Site display: Normal | Text Only

My Collection | About Us | Teachers

Find objects

Select from more than one or two options below:

Objects search

Can't find what you're looking for? Try the search below.


‘Livingstone Rousers’ are named after the man who invented them – the famous explorer and missionary David Livingstone (1813-1873). Exploring Africa meant Europeans encountered illnesses that they were unused to, such as malaria. Livingstone prepared a treatment from quinine, jalap, rhubarb and calomel to combat fevers and malaria and to purge the body. A label on the bottle reads “From Stanley Expedition”. This may be a reference to Henry Morton Stanley (1841-1904), another famous explorer who had close links with Henry Wellcome. The tablets were made by Burroughs, Wellcome & Co until the 1920s.

Object number:

A630855 Pt4

Related Objects

There are 707 related objects. View all related objects


Related links


    Techniques and Technologies:


    Glossary: bottle

    Vessels having a neck and mouth considerably narrower than the body, used for packaging and containing liquid and dry preparations

    Glossary: malaria

    Parasitic disease transmitted by certain kinds of mosquito. Malaria is characterized by fever and enlargement of the spleen. Each year, there are approximately 515 million cases of malaria, killing between one and three million people.

    Glossary: quinine

    A substance taken to fight malaria.
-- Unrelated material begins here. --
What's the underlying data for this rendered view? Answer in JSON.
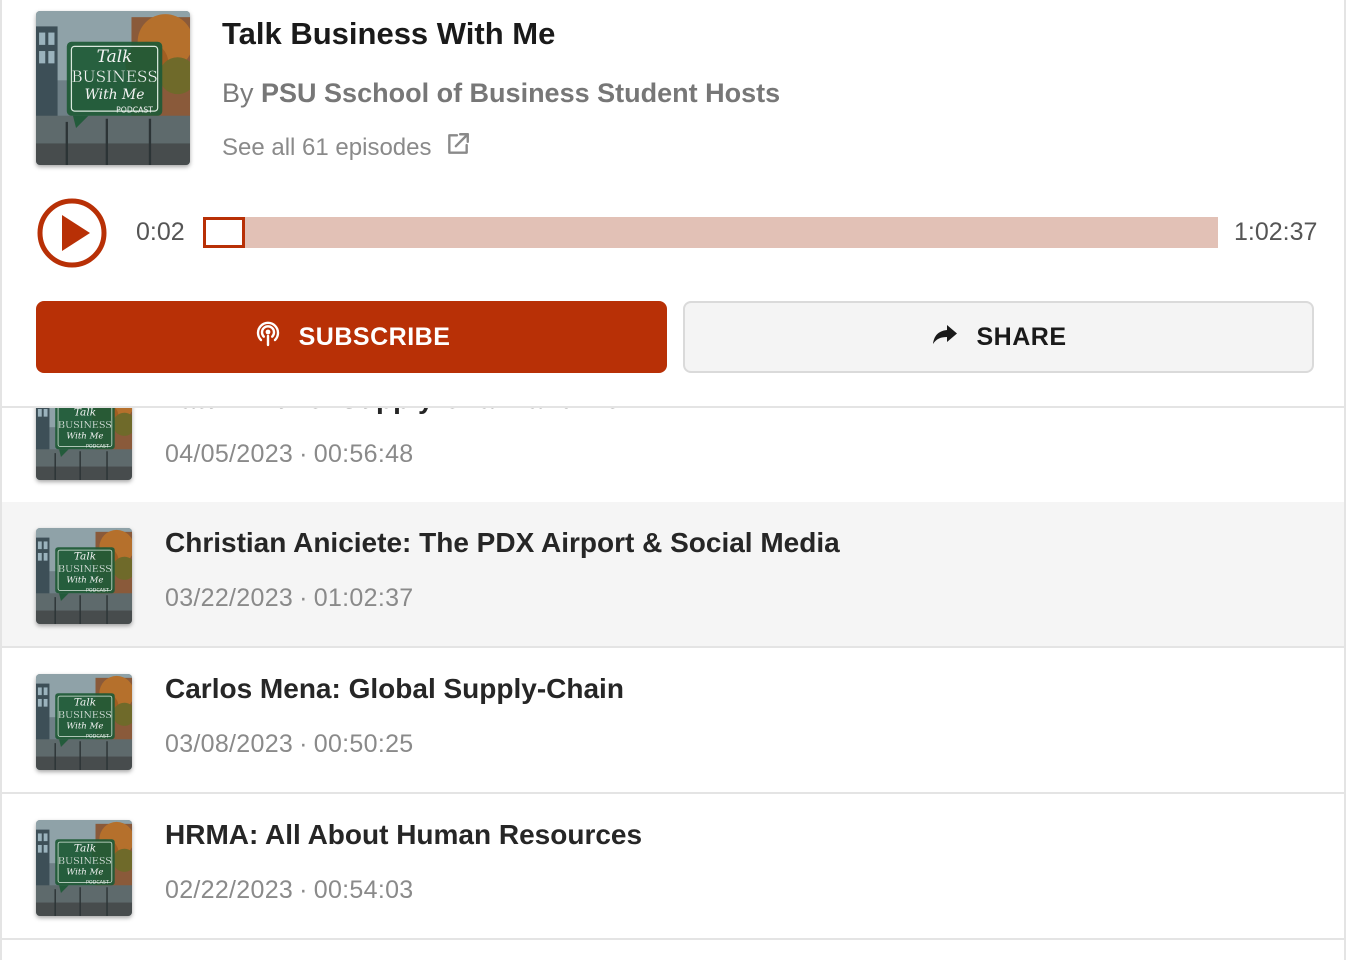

Quinine is found naturally in the bark of the cinchona tree. It is also an ingredient in tonic water.